The Priceless Jewel of Self-Worth
How do you feel when you catch sight of yourself in the mirror? Do you shake your head and sigh when you notice all the little imperfections and defects? Do you wonder where all the years went as the inevitable signs of aging show up in your face? It might seem like a superficial issue yet these reactions suggest a deeper malaise in the way we see ourselves, a negative mindset that affects every aspect of our lives.
You’re always with yourself, so you might as well enjoy the company. – Diana von Furstenberg
Self-worth has been the subject of countless articles, books and presentations but it remains an elusive issue that deserves a better understanding. Self-worth is as much an emotional connection to our sense of identity as an intellectual concept. And that perhaps explains why the self-worth movement has proved to be largely ineffective as a mechanism for helping people to develop a much more positive relationship – with themselves.
Loving ourselves works miracles in our lives. – Louise Hay
There’s little value in adopting a superficial level of self-acceptance. Mantras without emotional traction are largely meaningless. We need to experience a deeper and more vibrant connection that builds a strong foundation to our sense of self-worth, a foundation that can withstand the slings and arrows of life’s daily round of challenges and help us to develop our deeper potential for greater happiness and freedom of expression.
What lies behind us and what lies before us are tiny matters compared to what lies within us. – Ralph Waldo Emerson
One of the less obvious approaches to finding this deeper level of self-acceptance is to learn to smile at yourself. Does that sound slightly crazy to you? I know. At first glance, it probably seems like a very strange suggestion. But we shouldn’t underestimate the power of this deceptively simple gesture.
Let’s take a closer look at the facts that make this technique so effective.
Most of our emotional framework is the result of our early childhood conditioning and that’s where we learned how to relate to the people around us – and also how we relate to ourselves. As children, we usually reacted very positively when someone smiled at us. It’s an unmistakable sign of approval and acceptance. If you want to verify the power of your own sweet smile, try it on a small child and notice how their faces light up.
Deep within us, this same reaction to a simple smile continues to exercise its influence. It dwells in the emotional fabric of our subconscious and can be accessed through the simple expedient of a smile.
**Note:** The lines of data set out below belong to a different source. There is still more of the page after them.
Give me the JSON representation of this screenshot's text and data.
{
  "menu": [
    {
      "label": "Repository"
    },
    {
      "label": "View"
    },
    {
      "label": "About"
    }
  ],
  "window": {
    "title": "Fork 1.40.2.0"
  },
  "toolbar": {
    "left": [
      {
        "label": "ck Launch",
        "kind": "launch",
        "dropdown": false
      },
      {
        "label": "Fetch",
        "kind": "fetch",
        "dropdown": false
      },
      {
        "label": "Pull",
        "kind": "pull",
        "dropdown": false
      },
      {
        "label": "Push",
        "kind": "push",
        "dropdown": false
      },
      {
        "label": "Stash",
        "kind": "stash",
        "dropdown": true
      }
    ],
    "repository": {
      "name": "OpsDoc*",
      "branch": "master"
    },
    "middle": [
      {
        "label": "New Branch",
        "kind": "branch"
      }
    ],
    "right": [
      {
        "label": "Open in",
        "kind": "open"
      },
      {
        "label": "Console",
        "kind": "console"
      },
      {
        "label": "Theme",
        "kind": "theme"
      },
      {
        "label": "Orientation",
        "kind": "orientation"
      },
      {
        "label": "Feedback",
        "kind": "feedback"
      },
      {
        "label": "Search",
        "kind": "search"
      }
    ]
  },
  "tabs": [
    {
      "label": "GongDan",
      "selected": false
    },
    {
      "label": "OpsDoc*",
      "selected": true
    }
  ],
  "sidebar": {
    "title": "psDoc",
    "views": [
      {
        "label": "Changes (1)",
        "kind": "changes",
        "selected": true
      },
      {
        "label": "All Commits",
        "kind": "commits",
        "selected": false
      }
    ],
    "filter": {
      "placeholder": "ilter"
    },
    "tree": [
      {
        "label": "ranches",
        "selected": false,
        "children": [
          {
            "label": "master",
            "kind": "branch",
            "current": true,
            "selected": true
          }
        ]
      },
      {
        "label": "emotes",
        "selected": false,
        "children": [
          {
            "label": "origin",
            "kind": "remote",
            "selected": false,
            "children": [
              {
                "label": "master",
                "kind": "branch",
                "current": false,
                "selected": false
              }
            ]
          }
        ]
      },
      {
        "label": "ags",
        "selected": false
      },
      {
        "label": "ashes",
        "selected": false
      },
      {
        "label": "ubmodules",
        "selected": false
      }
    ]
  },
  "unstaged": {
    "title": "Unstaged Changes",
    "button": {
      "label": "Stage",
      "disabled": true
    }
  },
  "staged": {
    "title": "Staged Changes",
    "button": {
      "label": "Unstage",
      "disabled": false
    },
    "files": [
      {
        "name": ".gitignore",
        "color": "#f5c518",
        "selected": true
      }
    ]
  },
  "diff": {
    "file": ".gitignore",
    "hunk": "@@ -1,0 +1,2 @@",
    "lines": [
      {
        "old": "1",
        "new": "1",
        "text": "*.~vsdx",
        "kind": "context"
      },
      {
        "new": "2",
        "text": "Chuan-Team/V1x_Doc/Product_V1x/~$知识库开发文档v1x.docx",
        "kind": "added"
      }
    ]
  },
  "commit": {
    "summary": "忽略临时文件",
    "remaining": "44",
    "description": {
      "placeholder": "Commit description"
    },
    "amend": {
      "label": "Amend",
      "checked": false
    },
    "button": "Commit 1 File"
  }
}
But, rather than waiting for someone to show up in your day with a truly dazzling smile to cheer you up, try the technique on yourself.
People are like stained-glass windows. They sparkle and shine when the sun is out, but when the darkness sets in their true beauty is revealed only if there is light from within. – Elisabeth Kübler-Ross
It’s a fabulous technique to practise as soon as you get out of bed in the morning.
No matter how you feel, all you need to do is look at yourself in the mirror – and smile. That’s the entire technique. It’s just you, a mirror and a quiet moment to show yourself some powerfully effective self-acceptance. The challenge is to avoid any judgements. No sneaky comments under your breath about your weight or your appearance. Just smile. Nothing more.
And the effects may be wildly surprising. At first, most of us feel distinctly uncomfortable. It seems like a ridiculous and artificial exercise in childless behaviour. But the conscious mind is neither the target nor the intended recipient of this early morning attention. We’re aiming to create a reaction in the subconscious. Because that’s where the real power resides. And a warm smile triggers a wide range of very positive reactions.
Try it for yourself. Ignore any initial discomfort and learn to take more moments during the day to smile at yourself. This universally understood gesture can help you to experience a new sense of self-acceptance. You can move beyond the old, limiting knee-jerk judgements and begin to see yourself in a more benevolent light. It can work wonders for your self-esteem and help you to move beyond the habit of always seeing yourself through the lens of negative judgement. Accepting yourself is the first step towards changing anything that might need some work. We’re not in search of perfection. We are all a work in progress and a simple smile of love and acceptance is the foundation for a whole new world of improved self-appreciation. Make it your new, essential habit and notice how good it feels.
You are very powerful – provided you know how powerful you are. – Yogi Bhajan